What is expected:
Where does the string "Keiko" appear in the listing below? Copy every line where it does.

Material to process:
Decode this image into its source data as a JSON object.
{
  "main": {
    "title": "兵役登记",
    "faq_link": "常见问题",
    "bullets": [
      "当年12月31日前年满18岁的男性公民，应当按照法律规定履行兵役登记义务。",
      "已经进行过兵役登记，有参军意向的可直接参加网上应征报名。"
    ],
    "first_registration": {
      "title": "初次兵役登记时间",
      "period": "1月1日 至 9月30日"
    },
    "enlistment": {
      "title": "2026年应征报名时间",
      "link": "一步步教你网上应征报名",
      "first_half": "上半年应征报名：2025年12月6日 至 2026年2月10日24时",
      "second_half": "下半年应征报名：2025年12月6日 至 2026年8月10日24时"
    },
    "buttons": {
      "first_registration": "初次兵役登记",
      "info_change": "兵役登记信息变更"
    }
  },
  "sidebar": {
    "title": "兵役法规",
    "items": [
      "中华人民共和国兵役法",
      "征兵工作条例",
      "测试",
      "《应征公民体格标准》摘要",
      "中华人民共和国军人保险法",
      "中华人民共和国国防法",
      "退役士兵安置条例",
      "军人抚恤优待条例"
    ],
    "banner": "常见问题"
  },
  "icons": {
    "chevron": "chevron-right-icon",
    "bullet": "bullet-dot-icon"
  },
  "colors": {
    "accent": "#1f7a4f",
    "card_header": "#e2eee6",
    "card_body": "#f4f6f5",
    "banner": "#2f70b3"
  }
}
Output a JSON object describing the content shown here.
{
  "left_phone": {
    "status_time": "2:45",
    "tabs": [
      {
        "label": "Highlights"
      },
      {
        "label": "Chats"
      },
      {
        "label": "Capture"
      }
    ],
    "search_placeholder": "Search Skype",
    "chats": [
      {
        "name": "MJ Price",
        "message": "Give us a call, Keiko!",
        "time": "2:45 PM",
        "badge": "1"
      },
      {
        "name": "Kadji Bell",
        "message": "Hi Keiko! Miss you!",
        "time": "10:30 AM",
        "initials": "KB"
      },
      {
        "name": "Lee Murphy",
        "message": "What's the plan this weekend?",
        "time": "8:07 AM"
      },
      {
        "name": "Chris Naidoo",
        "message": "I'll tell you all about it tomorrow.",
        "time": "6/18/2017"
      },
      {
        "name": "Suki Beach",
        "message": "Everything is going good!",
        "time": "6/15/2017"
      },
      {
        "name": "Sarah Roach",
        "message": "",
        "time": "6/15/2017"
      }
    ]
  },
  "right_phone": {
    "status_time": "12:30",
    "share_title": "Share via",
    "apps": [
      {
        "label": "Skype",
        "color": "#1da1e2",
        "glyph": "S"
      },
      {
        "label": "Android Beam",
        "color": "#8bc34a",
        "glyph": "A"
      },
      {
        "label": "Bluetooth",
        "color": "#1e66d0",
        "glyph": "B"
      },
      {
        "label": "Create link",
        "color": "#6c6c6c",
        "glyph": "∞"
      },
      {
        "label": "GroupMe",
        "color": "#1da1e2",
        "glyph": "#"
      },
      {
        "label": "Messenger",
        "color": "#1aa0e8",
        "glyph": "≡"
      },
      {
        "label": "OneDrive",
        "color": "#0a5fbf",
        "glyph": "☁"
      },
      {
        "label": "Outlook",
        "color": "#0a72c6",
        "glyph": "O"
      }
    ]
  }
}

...

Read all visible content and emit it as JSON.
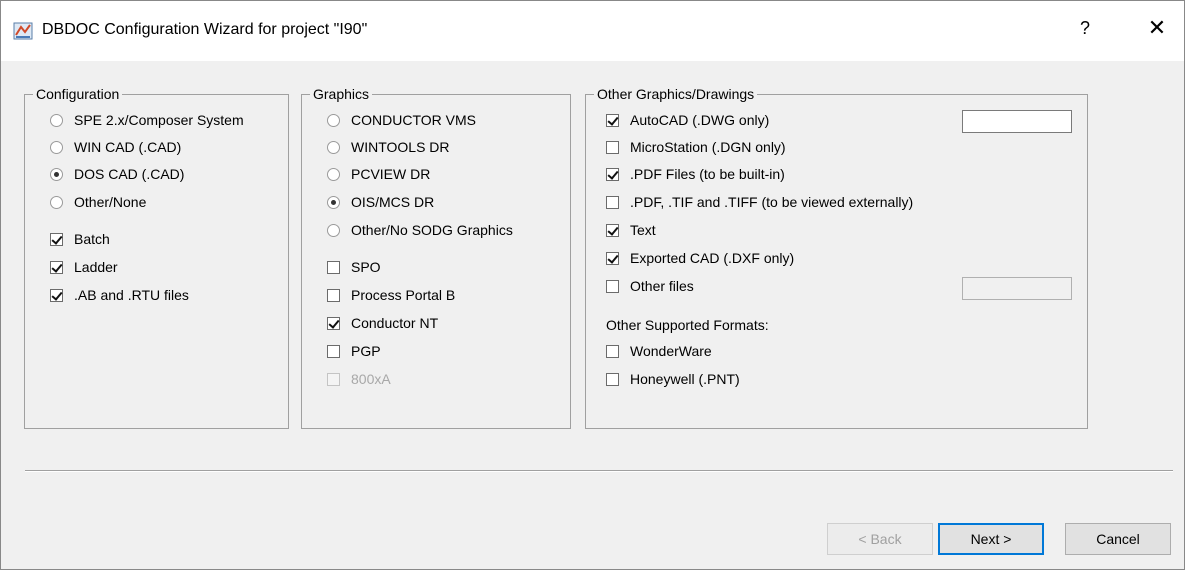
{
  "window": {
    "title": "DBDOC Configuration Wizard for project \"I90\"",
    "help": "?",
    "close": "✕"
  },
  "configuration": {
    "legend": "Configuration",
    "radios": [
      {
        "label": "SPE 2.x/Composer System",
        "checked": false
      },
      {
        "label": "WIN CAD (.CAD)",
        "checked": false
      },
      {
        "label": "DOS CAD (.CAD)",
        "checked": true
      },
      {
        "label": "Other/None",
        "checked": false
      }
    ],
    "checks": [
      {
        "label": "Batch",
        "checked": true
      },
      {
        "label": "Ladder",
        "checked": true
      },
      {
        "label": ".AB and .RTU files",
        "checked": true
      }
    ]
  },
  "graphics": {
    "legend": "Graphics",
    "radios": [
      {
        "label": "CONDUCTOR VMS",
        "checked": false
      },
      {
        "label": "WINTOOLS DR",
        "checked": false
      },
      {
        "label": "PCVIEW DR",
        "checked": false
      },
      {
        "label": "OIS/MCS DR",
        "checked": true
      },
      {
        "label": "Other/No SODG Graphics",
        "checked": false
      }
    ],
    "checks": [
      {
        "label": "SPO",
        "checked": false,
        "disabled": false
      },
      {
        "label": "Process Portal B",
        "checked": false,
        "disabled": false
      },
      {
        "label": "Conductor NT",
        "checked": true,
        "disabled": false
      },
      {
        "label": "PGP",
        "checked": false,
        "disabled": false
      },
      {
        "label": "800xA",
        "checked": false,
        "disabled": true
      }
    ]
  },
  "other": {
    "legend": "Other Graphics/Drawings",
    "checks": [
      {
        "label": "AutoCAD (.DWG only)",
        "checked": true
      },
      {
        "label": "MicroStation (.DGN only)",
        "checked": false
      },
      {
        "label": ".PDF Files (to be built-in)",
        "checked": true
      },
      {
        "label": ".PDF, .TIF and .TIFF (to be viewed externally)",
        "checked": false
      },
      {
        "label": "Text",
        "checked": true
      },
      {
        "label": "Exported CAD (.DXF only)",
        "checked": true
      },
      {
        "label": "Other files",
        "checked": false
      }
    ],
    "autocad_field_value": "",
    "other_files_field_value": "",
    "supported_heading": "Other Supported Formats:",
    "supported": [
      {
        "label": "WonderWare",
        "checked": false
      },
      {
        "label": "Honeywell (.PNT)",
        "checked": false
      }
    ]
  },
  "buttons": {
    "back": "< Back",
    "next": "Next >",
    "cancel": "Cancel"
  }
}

Answer space:
        "message": "Give us a call, Keiko!",
        "message": "Hi Keiko! Miss you!",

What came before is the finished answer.